Component data from apps and pages:
########################################
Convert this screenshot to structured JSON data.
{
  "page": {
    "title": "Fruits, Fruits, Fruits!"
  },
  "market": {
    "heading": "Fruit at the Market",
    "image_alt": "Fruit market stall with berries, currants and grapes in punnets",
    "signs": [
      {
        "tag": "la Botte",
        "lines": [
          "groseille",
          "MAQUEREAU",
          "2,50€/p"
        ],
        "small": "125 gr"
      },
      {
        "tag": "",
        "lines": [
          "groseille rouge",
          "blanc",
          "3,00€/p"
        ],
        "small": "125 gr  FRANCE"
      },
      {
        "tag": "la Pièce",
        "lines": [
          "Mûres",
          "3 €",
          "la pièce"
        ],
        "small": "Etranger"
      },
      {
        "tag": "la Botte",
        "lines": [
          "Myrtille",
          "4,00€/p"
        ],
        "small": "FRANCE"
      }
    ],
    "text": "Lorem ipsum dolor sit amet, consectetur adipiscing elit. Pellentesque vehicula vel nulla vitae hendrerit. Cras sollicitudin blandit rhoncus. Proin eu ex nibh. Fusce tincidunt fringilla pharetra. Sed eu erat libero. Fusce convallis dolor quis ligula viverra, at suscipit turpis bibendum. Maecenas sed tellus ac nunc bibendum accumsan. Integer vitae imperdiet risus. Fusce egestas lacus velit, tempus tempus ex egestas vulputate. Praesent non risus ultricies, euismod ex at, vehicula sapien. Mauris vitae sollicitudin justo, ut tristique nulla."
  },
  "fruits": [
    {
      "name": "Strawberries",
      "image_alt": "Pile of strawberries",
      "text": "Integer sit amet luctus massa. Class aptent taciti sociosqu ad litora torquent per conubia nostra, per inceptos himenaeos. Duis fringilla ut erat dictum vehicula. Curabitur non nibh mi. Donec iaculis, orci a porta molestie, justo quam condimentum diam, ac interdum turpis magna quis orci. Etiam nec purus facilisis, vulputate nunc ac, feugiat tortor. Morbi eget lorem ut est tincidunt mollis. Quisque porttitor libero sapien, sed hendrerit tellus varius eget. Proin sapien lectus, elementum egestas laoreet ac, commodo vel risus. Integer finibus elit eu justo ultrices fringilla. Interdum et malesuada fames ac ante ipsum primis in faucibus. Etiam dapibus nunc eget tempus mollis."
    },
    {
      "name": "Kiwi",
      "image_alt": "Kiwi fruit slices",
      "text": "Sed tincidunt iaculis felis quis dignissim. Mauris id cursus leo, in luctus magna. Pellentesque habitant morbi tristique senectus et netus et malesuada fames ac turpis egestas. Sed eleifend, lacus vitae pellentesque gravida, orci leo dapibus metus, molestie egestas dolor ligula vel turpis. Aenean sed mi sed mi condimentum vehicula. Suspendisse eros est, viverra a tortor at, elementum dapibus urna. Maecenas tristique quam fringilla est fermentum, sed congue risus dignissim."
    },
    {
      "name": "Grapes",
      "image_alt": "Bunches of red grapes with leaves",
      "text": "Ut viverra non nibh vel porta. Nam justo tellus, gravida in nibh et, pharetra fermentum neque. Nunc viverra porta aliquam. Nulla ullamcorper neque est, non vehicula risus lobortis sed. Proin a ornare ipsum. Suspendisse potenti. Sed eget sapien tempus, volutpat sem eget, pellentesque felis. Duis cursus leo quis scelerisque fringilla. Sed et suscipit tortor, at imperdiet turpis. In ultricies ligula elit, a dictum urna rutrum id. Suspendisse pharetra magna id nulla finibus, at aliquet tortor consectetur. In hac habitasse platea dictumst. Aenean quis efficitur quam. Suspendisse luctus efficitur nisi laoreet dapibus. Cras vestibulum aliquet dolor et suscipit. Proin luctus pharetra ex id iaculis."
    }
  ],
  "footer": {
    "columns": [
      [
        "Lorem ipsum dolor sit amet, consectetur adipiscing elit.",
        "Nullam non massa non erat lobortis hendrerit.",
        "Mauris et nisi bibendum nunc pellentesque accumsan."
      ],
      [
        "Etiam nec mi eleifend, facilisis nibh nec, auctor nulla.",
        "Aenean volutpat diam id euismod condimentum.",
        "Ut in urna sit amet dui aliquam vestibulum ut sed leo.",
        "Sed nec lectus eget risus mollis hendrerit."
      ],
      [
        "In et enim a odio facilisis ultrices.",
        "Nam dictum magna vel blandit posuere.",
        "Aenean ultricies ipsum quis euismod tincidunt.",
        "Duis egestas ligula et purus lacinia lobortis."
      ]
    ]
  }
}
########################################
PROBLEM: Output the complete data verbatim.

REPLY:
Convert this screenshot to structured JSON data.
{
  "page": {
    "title": "Fruits, Fruits, Fruits!"
  },
  "market": {
    "heading": "Fruit at the Market",
    "image_alt": "Fruit market stall with berries, currants and grapes in punnets",
    "signs": [
      {
        "tag": "la Botte",
        "lines": [
          "groseille",
          "MAQUEREAU",
          "2,50€/p"
        ],
        "small": "125 gr"
      },
      {
        "tag": "",
        "lines": [
          "groseille rouge",
          "blanc",
          "3,00€/p"
        ],
        "small": "125 gr  FRANCE"
      },
      {
        "tag": "la Pièce",
        "lines": [
          "Mûres",
          "3 €",
          "la pièce"
        ],
        "small": "Etranger"
      },
      {
        "tag": "la Botte",
        "lines": [
          "Myrtille",
          "4,00€/p"
        ],
        "small": "FRANCE"
      }
    ],
    "text": "Lorem ipsum dolor sit amet, consectetur adipiscing elit. Pellentesque vehicula vel nulla vitae hendrerit. Cras sollicitudin blandit rhoncus. Proin eu ex nibh. Fusce tincidunt fringilla pharetra. Sed eu erat libero. Fusce convallis dolor quis ligula viverra, at suscipit turpis bibendum. Maecenas sed tellus ac nunc bibendum accumsan. Integer vitae imperdiet risus. Fusce egestas lacus velit, tempus tempus ex egestas vulputate. Praesent non risus ultricies, euismod ex at, vehicula sapien. Mauris vitae sollicitudin justo, ut tristique nulla."
  },
  "fruits": [
    {
      "name": "Strawberries",
      "image_alt": "Pile of strawberries",
      "text": "Integer sit amet luctus massa. Class aptent taciti sociosqu ad litora torquent per conubia nostra, per inceptos himenaeos. Duis fringilla ut erat dictum vehicula. Curabitur non nibh mi. Donec iaculis, orci a porta molestie, justo quam condimentum diam, ac interdum turpis magna quis orci. Etiam nec purus facilisis, vulputate nunc ac, feugiat tortor. Morbi eget lorem ut est tincidunt mollis. Quisque porttitor libero sapien, sed hendrerit tellus varius eget. Proin sapien lectus, elementum egestas laoreet ac, commodo vel risus. Integer finibus elit eu justo ultrices fringilla. Interdum et malesuada fames ac ante ipsum primis in faucibus. Etiam dapibus nunc eget tempus mollis."
    },
    {
      "name": "Kiwi",
      "image_alt": "Kiwi fruit slices",
      "text": "Sed tincidunt iaculis felis quis dignissim. Mauris id cursus leo, in luctus magna. Pellentesque habitant morbi tristique senectus et netus et malesuada fames ac turpis egestas. Sed eleifend, lacus vitae pellentesque gravida, orci leo dapibus metus, molestie egestas dolor ligula vel turpis. Aenean sed mi sed mi condimentum vehicula. Suspendisse eros est, viverra a tortor at, elementum dapibus urna. Maecenas tristique quam fringilla est fermentum, sed congue risus dignissim."
    },
    {
      "name": "Grapes",
      "image_alt": "Bunches of red grapes with leaves",
      "text": "Ut viverra non nibh vel porta. Nam justo tellus, gravida in nibh et, pharetra fermentum neque. Nunc viverra porta aliquam. Nulla ullamcorper neque est, non vehicula risus lobortis sed. Proin a ornare ipsum. Suspendisse potenti. Sed eget sapien tempus, volutpat sem eget, pellentesque felis. Duis cursus leo quis scelerisque fringilla. Sed et suscipit tortor, at imperdiet turpis. In ultricies ligula elit, a dictum urna rutrum id. Suspendisse pharetra magna id nulla finibus, at aliquet tortor consectetur. In hac habitasse platea dictumst. Aenean quis efficitur quam. Suspendisse luctus efficitur nisi laoreet dapibus. Cras vestibulum aliquet dolor et suscipit. Proin luctus pharetra ex id iaculis."
    }
  ],
  "footer": {
    "columns": [
      [
        "Lorem ipsum dolor sit amet, consectetur adipiscing elit.",
        "Nullam non massa non erat lobortis hendrerit.",
        "Mauris et nisi bibendum nunc pellentesque accumsan."
      ],
      [
        "Etiam nec mi eleifend, facilisis nibh nec, auctor nulla.",
        "Aenean volutpat diam id euismod condimentum.",
        "Ut in urna sit amet dui aliquam vestibulum ut sed leo.",
        "Sed nec lectus eget risus mollis hendrerit."
      ],
      [
        "In et enim a odio facilisis ultrices.",
        "Nam dictum magna vel blandit posuere.",
        "Aenean ultricies ipsum quis euismod tincidunt.",
        "Duis egestas ligula et purus lacinia lobortis."
      ]
    ]
  }
}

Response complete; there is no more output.